And the Lord faid unto him, Go through the mift of the city, through the midst of Ferufalem, and set a mark upon the foreheads. of the men that figh, and that cry, for all the abominations that be done in the midft thereof.
HE Apostle Paul, having recited to the Chriftians at Corinth fome of thofe awful judgements which God
had inflicted upon his ancient church for their rebellion and obftinacy, fubjoins thefe memorable words, 1 Cor. X. II. "Now all these things happened "unto them for enfamples, (or types, as the “word is rendered in the margin); and "they are written for our admonition, upon "whom the ends of the world are come." The Bible, though it records the actions of men, yet, properly speaking, is the hif
tory of God, and contains an account of his proceedings with his creatures in a great variety of inftances; that from thofe acts of government, compared with what he pofitively declares concerning himself, we may be enabled to form the clearest and justeft conceptions of his nature and will; and may learn, with undoubted certainty, what we have either to fear or to hope from him.
God is always the fame; " with him "there is no variablenefs, neither fhadow "of turning :" and therefore in his paft procedure, we fee the plan of his prefent and future adminiftration; which brings the paffage I have been reading home to ourfelves, and interefts us deeply in the matter it contains.
In the preceding chapter, the prophet had got a full view of the abominations that were done in the midft of Jerufalem; and here he gets a vifionary reprefentation of their punishment.

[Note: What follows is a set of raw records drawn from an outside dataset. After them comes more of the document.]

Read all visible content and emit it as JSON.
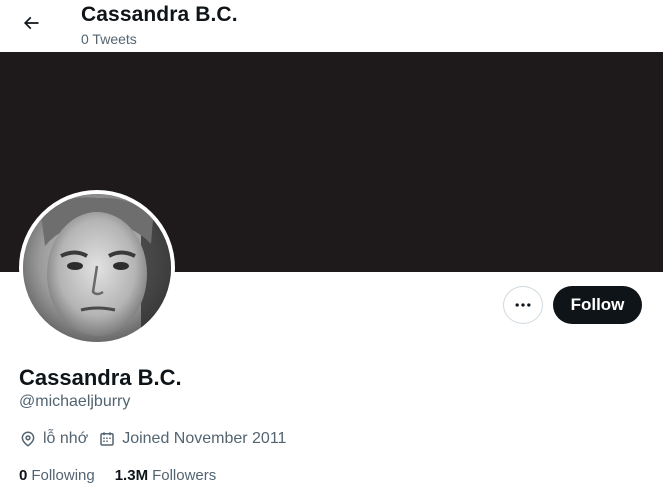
{
  "header": {
    "title": "Cassandra B.C.",
    "tweet_count": "0 Tweets",
    "back_icon": "arrow-left-icon"
  },
  "banner": {
    "color": "#1e1a1b"
  },
  "actions": {
    "more_icon": "more-horizontal-icon",
    "follow_label": "Follow"
  },
  "profile": {
    "display_name": "Cassandra B.C.",
    "handle": "@michaeljburry",
    "location": "lỗ nhớ",
    "location_icon": "location-pin-icon",
    "joined": "Joined November 2011",
    "joined_icon": "calendar-icon"
  },
  "stats": {
    "following_count": "0",
    "following_label": "Following",
    "followers_count": "1.3M",
    "followers_label": "Followers"
  },
  "colors": {
    "text_primary": "#0f1419",
    "text_secondary": "#536471",
    "button_dark": "#0f1419",
    "border": "#cfd9de"
  }
}
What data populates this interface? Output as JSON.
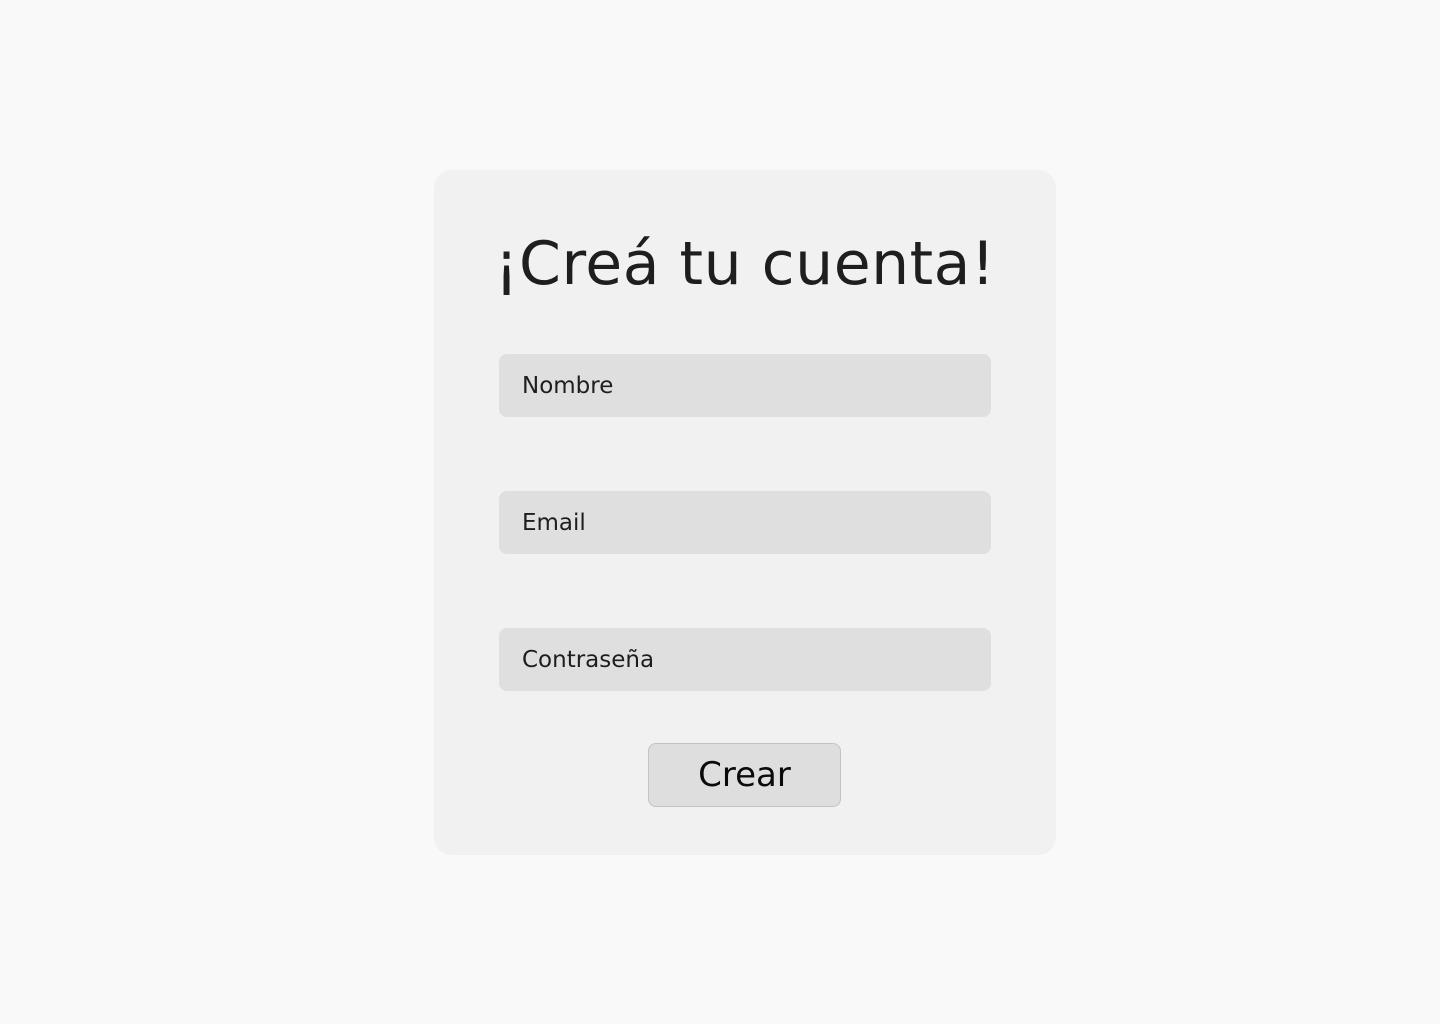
{
  "form": {
    "title": "¡Creá tu cuenta!",
    "fields": [
      {
        "placeholder": "Nombre",
        "value": ""
      },
      {
        "placeholder": "Email",
        "value": ""
      },
      {
        "placeholder": "Contraseña",
        "value": ""
      }
    ],
    "submit_label": "Crear"
  },
  "colors": {
    "page_background": "#f9f9f9",
    "card_background": "#f1f1f1",
    "input_background": "#dfdfdf",
    "button_background": "#dedede",
    "text": "#1e1e1e"
  }
}
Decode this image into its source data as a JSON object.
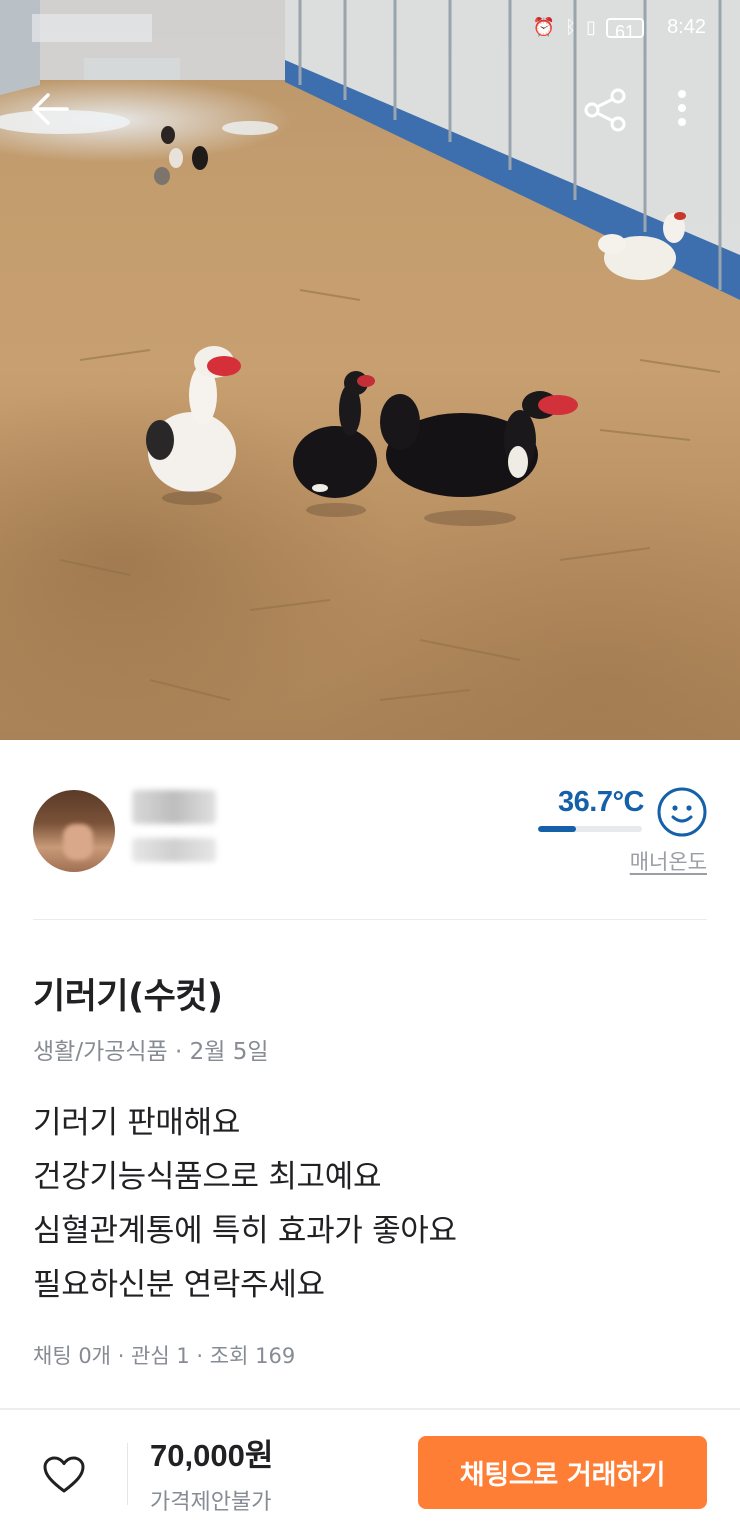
{
  "status_bar": {
    "time": "8:42",
    "battery": "61",
    "icons": [
      "alarm-icon",
      "bluetooth-icon",
      "vibrate-icon",
      "battery-icon"
    ]
  },
  "header": {
    "icons": [
      "back-arrow-icon",
      "share-icon",
      "more-vertical-icon"
    ]
  },
  "seller": {
    "temperature": "36.7°C",
    "temperature_value": 36.7,
    "manner_label": "매너온도",
    "accent_color": "#1561a9"
  },
  "post": {
    "title": "기러기(수컷)",
    "category": "생활/가공식품",
    "date": "2월 5일",
    "body_lines": [
      "기러기 판매해요",
      "건강기능식품으로 최고예요",
      "심혈관계통에 특히 효과가 좋아요",
      "필요하신분 연락주세요"
    ],
    "stats": {
      "chats": "채팅 0개",
      "likes": "관심 1",
      "views": "조회 169"
    }
  },
  "bottom_bar": {
    "price": "70,000원",
    "price_note": "가격제안불가",
    "chat_button_label": "채팅으로 거래하기",
    "chat_button_color": "#ff7e36"
  }
}
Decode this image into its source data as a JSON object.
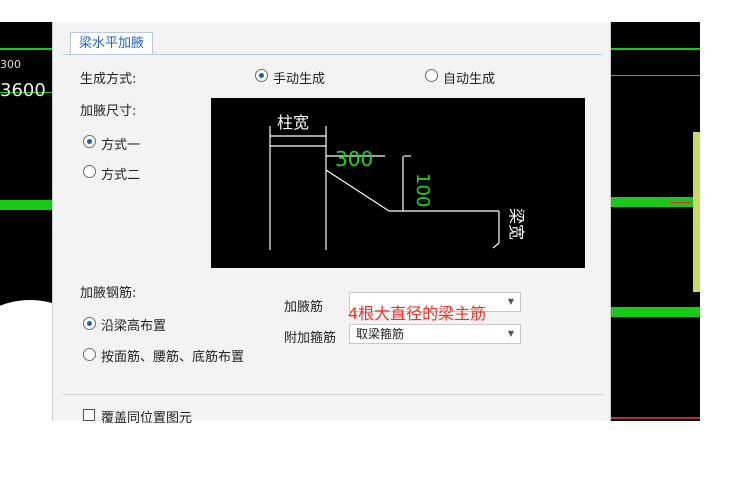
{
  "cad_left": {
    "text_top": "300",
    "text_main": "3600"
  },
  "dialog": {
    "tab": "梁水平加腋",
    "mode_label": "生成方式:",
    "mode_options": [
      "手动生成",
      "自动生成"
    ],
    "mode_selected": "手动生成",
    "size_label": "加腋尺寸:",
    "size_options": [
      "方式一",
      "方式二"
    ],
    "size_selected": "方式一",
    "rebar_label": "加腋钢筋:",
    "layout_options": [
      "沿梁高布置",
      "按面筋、腰筋、底筋布置"
    ],
    "layout_selected": "沿梁高布置",
    "haunch_bar_label": "加腋筋",
    "haunch_bar_value": "",
    "stirrup_label": "附加箍筋",
    "stirrup_value": "取梁箍筋",
    "overwrite_label": "覆盖同位置图元"
  },
  "diagram": {
    "column_width": "柱宽",
    "length_value": "300",
    "depth_value": "100",
    "beam_width": "梁宽"
  },
  "annotation": "4根大直径的梁主筋"
}
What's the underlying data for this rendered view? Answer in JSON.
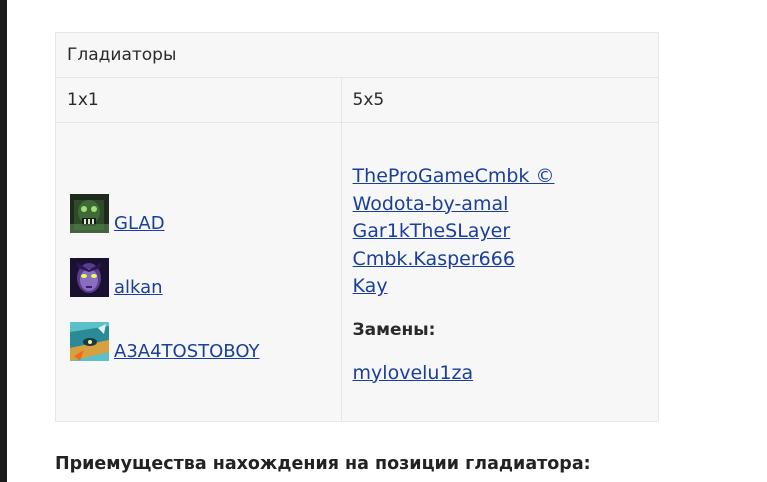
{
  "table": {
    "title": "Гладиаторы",
    "columns": [
      "1x1",
      "5x5"
    ],
    "solo_players": [
      {
        "name": "GLAD",
        "avatar": "glad-avatar-icon"
      },
      {
        "name": "alkan",
        "avatar": "alkan-avatar-icon"
      },
      {
        "name": "A3A4TOSTOBOY",
        "avatar": "a3a4tostoboy-avatar-icon"
      }
    ],
    "team": {
      "players": [
        "TheProGameCmbk ©",
        "Wodota-by-amal",
        "Gar1kTheSLayer",
        "Cmbk.Kasper666",
        "Kay"
      ],
      "subs_label": "Замены:",
      "subs": [
        "mylovelu1za"
      ]
    }
  },
  "section_heading": "Приемущества нахождения на позиции гладиатора:",
  "colors": {
    "link": "#1a3f9a",
    "table_bg": "#f7f7f7",
    "border": "#e6e6e6"
  }
}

He beholds fix men approaching the city, each of them armed with a deftroying weapon, who are expressly commanded to Aay the inhabitants, both old
and young, beginning at the fanctuary. But before they proceed to execution, one diftinguished by his garb, being clothed with linen, and having a writer's inkhorn by his fide, receives the gracious commiffion recorded in my text, to feparate the precious from the vile, by fetting a mark upon their foreheads, that they might not be involved in the ruin of their fellow-citizens.
fentence of wrath hath already gene forth against these finful lands to which we belong, must be to us an impenetrable fecret: "The heart of a king is "unfearchable," faid Solomon; much more is the heart of the King of kings. But furely it can never be unfeasonable to lead your attention to a paffage of Scripture, where God's mercy to the penitent, and his peculiar concern for their fafety, are fet before us in so just and striking a light.
Godly forrow for abounding iniquity, is at all times a dutiful and becoming exercise; nevertheless there are certain feafons when the call to it may be confidered as more loud and preffing. Some of these I shall mention in the first place.